First off, the grape variety Nerello Mascalese is one we see only occasionally in the U.S. Its home is Sicily especially in the foothills of Mt. Etna where it does well in the volcanic soil. Fruity and floral with a medium body but very strong tannins, they are rustic but full of flavor. I’ve had only a few but I invariable enjoy them for their unusual structure.
But this is not a conventional wine. Frank Cornelissen is more or less the “godfather” of what has come to be known as “natural wins”. A Belgian by birth, he came to the Mt. Etna region in 2000 because he liked its potential and immediately began to break the rules of conventional winemaking.
No sprays, chemicals or treatments of any kind in the vineyard, no sulfites or other additives in the winery, native yeasts only, no oak aging. The refusal to use sulfites was revolutionary and risky. Sulfites protect the grapes from oxidation and bacteria growth, and in conventional winemaking it is applied to the grapes immediately after harvest with repeated doses. But most natural wines use minimal sulfites and some like the Munjebel use none at all (except for what occurs naturally in the vineyard).
Natural wines are controversial, in part because the word “natural” is subject to various interpretations and there are no standards for what belongs in this category. But they have been on the market for several years now and are attracting attention in part because customers like the ethos of low intervention winemaking but also because these wines can be interestingly different. They surely reflect the terroir of their region since little is being done to the wine to mask their natural expression. The problem is bottle variation. With nothing to protect the juice, variations in the handling of each bottle may cause it to evolve on its own trajectory meaning that each purchase is a bit of a gamble.
I’ve tasted many natural wines but I was looking forward to tasting this one because of its reputation as the quintessential expression.
The first whiff was pure nail polish remover—volatile acidity we call it—a serious flaw if it’s too prominent. Happily, a few minutes in the glass allowed the VA to dissipate sufficiently to reveal an interesting but “funky” wine. Black cherry supplemented with crushed rock aromas are pleasant as are the herbal and black olive notes that give it complexity. They are highlighted against a muted “sweaty” background that develops into smoked meat aromas with more time in the glass. The mouth feel is buoyant and vivacious with a medium body and high acidity, but the tannins enter the picture early giving the wine an expansive quality with plenty of grit on the very long flavorful finish.
I tasted this wine over the course of two hours with plenty of time in the glass; it evolved and improved significantly with aeration.
If you’re adventurous I highly recommend this wine.

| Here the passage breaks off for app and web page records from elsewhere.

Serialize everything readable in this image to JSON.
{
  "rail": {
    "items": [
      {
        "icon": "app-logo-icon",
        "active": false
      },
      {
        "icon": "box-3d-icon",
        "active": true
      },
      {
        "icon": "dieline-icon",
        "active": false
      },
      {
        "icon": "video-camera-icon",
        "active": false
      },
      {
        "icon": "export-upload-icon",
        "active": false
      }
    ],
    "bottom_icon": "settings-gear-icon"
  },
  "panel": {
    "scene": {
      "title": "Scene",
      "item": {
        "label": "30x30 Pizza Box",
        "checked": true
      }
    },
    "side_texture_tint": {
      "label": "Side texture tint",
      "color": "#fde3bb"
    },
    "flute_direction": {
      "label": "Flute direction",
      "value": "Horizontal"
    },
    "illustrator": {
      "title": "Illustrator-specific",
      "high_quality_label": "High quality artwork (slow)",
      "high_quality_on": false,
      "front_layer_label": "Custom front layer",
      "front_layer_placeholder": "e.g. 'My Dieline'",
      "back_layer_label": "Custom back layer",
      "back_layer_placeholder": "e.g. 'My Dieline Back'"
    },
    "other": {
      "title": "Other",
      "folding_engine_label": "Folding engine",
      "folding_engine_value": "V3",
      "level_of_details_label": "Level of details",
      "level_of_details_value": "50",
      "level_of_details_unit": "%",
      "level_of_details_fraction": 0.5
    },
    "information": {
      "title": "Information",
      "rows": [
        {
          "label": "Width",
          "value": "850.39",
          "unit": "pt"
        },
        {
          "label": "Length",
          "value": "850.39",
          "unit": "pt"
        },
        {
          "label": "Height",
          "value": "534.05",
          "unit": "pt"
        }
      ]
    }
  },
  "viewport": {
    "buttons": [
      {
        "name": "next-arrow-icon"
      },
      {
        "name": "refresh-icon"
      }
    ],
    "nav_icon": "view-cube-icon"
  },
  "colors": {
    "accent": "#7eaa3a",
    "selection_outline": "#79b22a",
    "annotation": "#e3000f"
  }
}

It is an original although the cherry fruit and high acidity identify it as Italian—like a fresh Sangiovese but with more complexity and tougher tannins.
We need freaky folk music for this wine, Timber Timbre, Too Old to Die Young